* * *Rectangular open space completely or partially enclosed by buildings of an academic or civic character.The grounds of a quadrangle are often grassy or landscaped. Such an area, intended as an environment for contemplation, study, or relaxation, was a feature of monastic establishments and the colleges that evolved from them. The quadrangular layout at New College in Oxford University (completed 1386), with its partially connected buildings, was enormously influential in subsequent collegiate building.

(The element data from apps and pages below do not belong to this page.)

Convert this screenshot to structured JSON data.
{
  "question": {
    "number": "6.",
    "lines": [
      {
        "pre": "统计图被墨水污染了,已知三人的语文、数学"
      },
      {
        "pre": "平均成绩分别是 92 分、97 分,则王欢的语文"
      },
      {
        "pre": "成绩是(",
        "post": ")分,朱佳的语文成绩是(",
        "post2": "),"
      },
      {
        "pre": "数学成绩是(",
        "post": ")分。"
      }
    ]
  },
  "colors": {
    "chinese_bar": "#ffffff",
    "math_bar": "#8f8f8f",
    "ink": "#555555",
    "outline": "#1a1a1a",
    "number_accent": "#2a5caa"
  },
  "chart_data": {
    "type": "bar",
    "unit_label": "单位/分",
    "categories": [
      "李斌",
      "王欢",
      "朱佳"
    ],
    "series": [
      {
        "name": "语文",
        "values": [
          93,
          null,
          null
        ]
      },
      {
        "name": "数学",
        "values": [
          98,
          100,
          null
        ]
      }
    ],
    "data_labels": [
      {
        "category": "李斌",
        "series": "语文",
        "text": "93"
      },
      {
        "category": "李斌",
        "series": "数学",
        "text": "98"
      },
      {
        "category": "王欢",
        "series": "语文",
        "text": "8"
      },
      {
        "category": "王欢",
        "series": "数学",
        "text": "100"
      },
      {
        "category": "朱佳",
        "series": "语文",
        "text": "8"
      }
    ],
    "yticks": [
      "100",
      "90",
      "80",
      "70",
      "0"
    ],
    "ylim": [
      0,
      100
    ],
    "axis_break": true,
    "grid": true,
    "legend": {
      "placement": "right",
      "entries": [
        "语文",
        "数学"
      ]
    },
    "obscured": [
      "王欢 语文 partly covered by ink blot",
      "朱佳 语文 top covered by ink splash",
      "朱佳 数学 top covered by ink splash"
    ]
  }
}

* * *in architecture, rectangular open space completely or partially enclosed by buildings of an academic or civic character. The grounds of a quadrangle are often grassy or landscaped. Such a quadrangular area, intended as an environment for contemplation, study, or relaxation, was a feature of monastic establishments and thus of the colleges that evolved from them. The term is also used to describe the building or building complex that contains a quadrangular area.The most celebrated quadrangles, extensively imitated in university and college architecture in English-speaking countries, are those of Oxford and Cambridge, in Great Britain. The buildings of New College, Oxford (1380–86), are connected to form a unified mass. This layout was enormously influential in subsequent collegiate building. One of the best-known quadrangles is that of Gonville and Caius, Cambridge (begun 1565), built by John Caius (Caius, John) partly to display the new Renaissance architecture he had seen while journeying in Italy. He created an allegorical “progress” in the quadrangle: one passed in succession through the Gate of Humility, the Gate of Virtue, and finally the Gate of Honour, which led toward the schools, where degrees are conferred.
* * *